Top of AVAILABLE DATA

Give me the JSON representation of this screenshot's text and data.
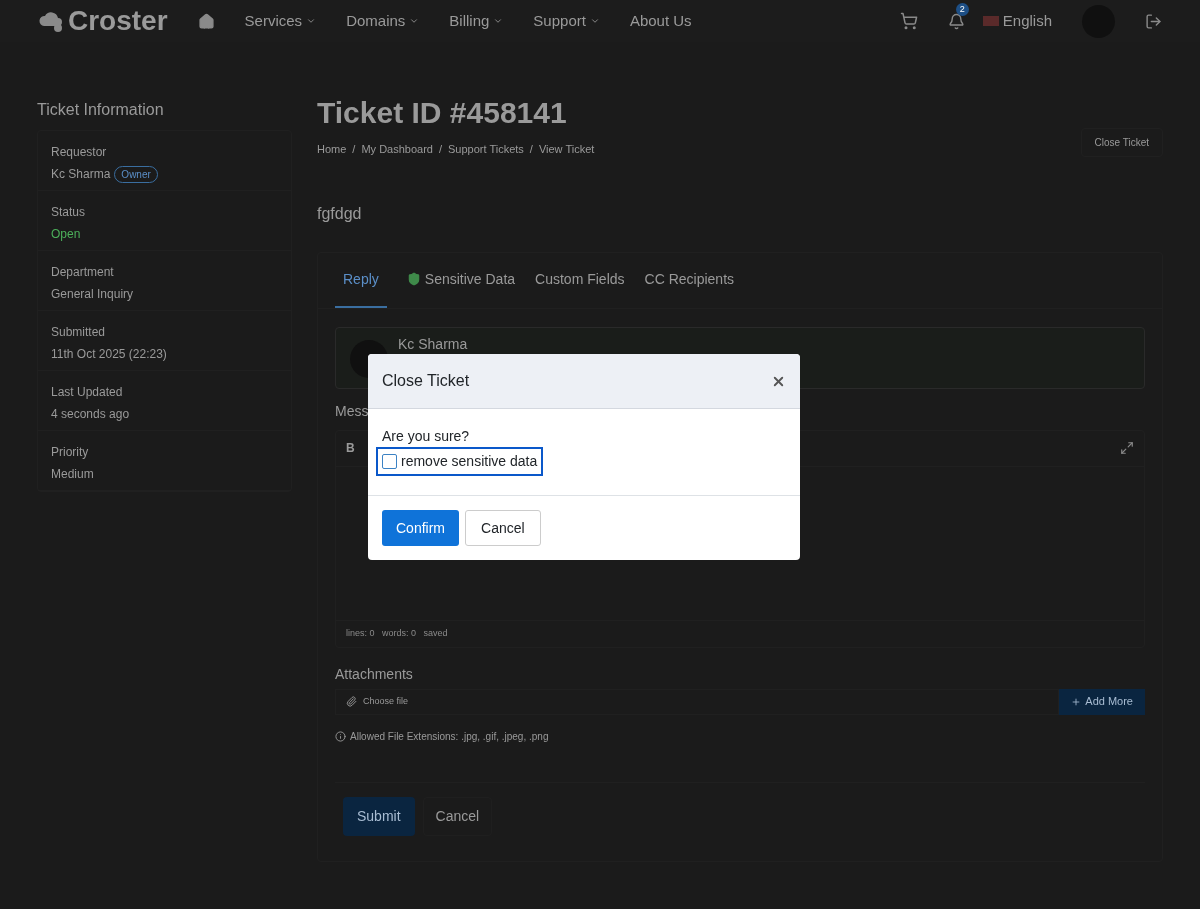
{
  "nav": {
    "logo": "Croster",
    "menu": [
      {
        "label": "Services",
        "dropdown": true
      },
      {
        "label": "Domains",
        "dropdown": true
      },
      {
        "label": "Billing",
        "dropdown": true
      },
      {
        "label": "Support",
        "dropdown": true
      },
      {
        "label": "About Us",
        "dropdown": false
      }
    ],
    "notifications": "2",
    "language": "English"
  },
  "sidebar": {
    "title": "Ticket Information",
    "fields": [
      {
        "label": "Requestor",
        "value": "Kc Sharma",
        "badge": "Owner",
        "kind": "text"
      },
      {
        "label": "Status",
        "value": "Open",
        "kind": "status"
      },
      {
        "label": "Department",
        "value": "General Inquiry",
        "kind": "text"
      },
      {
        "label": "Submitted",
        "value": "11th Oct 2025 (22:23)",
        "kind": "text"
      },
      {
        "label": "Last Updated",
        "value": "4 seconds ago",
        "kind": "text"
      },
      {
        "label": "Priority",
        "value": "Medium",
        "kind": "text"
      }
    ]
  },
  "ticket": {
    "title": "Ticket ID #458141",
    "breadcrumb": [
      "Home",
      "My Dashboard",
      "Support Tickets",
      "View Ticket"
    ],
    "separator": "/",
    "close_button": "Close Ticket",
    "subject": "fgfdgd"
  },
  "tabs": [
    {
      "label": "Reply",
      "selected": true,
      "shield": false
    },
    {
      "label": "Sensitive Data",
      "selected": false,
      "shield": true
    },
    {
      "label": "Custom Fields",
      "selected": false,
      "shield": false
    },
    {
      "label": "CC Recipients",
      "selected": false,
      "shield": false
    }
  ],
  "reply": {
    "author": "Kc Sharma",
    "message_label": "Mess",
    "bold_button": "B",
    "editor_footer": "lines: 0   words: 0   saved",
    "attachments_label": "Attachments",
    "file_placeholder": "Choose file",
    "add_more": "Add More",
    "allowed": "Allowed File Extensions: .jpg, .gif, .jpeg, .png",
    "submit": "Submit",
    "cancel": "Cancel"
  },
  "modal": {
    "title": "Close Ticket",
    "question": "Are you sure?",
    "checkbox": {
      "label": "remove sensitive data",
      "checked": false
    },
    "confirm": "Confirm",
    "cancel": "Cancel"
  }
}
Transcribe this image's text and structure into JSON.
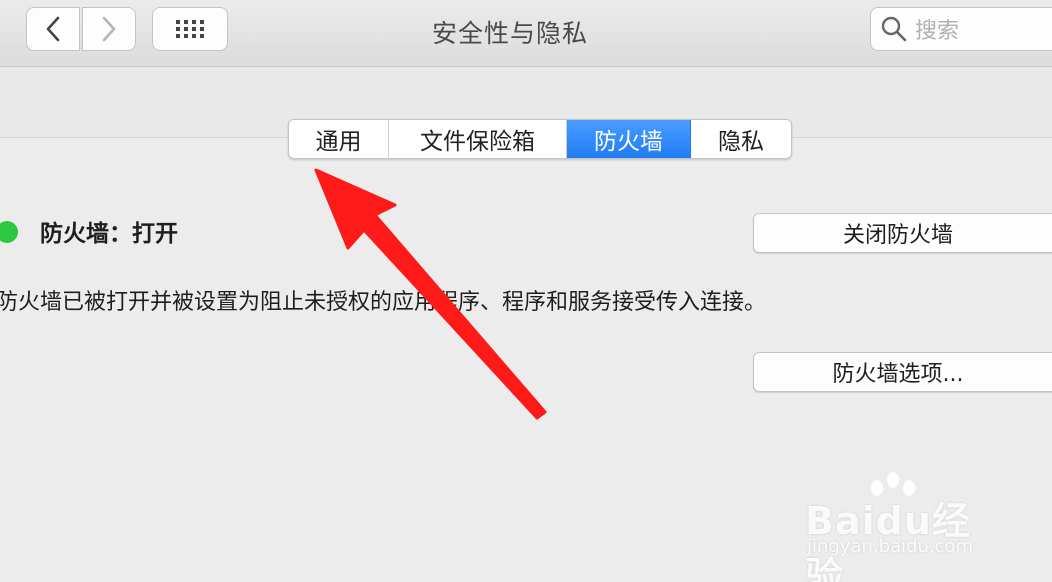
{
  "window": {
    "title": "安全性与隐私"
  },
  "toolbar": {
    "back_icon": "chevron-left-icon",
    "forward_icon": "chevron-right-icon",
    "grid_icon": "grid-icon",
    "search_placeholder": "搜索"
  },
  "tabs": [
    {
      "label": "通用",
      "active": false
    },
    {
      "label": "文件保险箱",
      "active": false
    },
    {
      "label": "防火墙",
      "active": true
    },
    {
      "label": "隐私",
      "active": false
    }
  ],
  "firewall": {
    "status_label": "防火墙：打开",
    "status_color": "#29c940",
    "description": "防火墙已被打开并被设置为阻止未授权的应用程序、程序和服务接受传入连接。",
    "turn_off_button": "关闭防火墙",
    "options_button": "防火墙选项..."
  },
  "colors": {
    "accent": "#1f7cf5",
    "annotation_arrow": "#ff1a1a"
  },
  "watermark": {
    "brand": "Baidu经验",
    "url": "jingyan.baidu.com"
  }
}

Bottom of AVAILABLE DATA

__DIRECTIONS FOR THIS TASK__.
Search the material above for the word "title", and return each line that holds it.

__EXERCISE ANSWER__.
    "title": "Ticket Information",
    "title": "Ticket ID #458141",
    "title": "Close Ticket",
    "title": "安全性与隐私"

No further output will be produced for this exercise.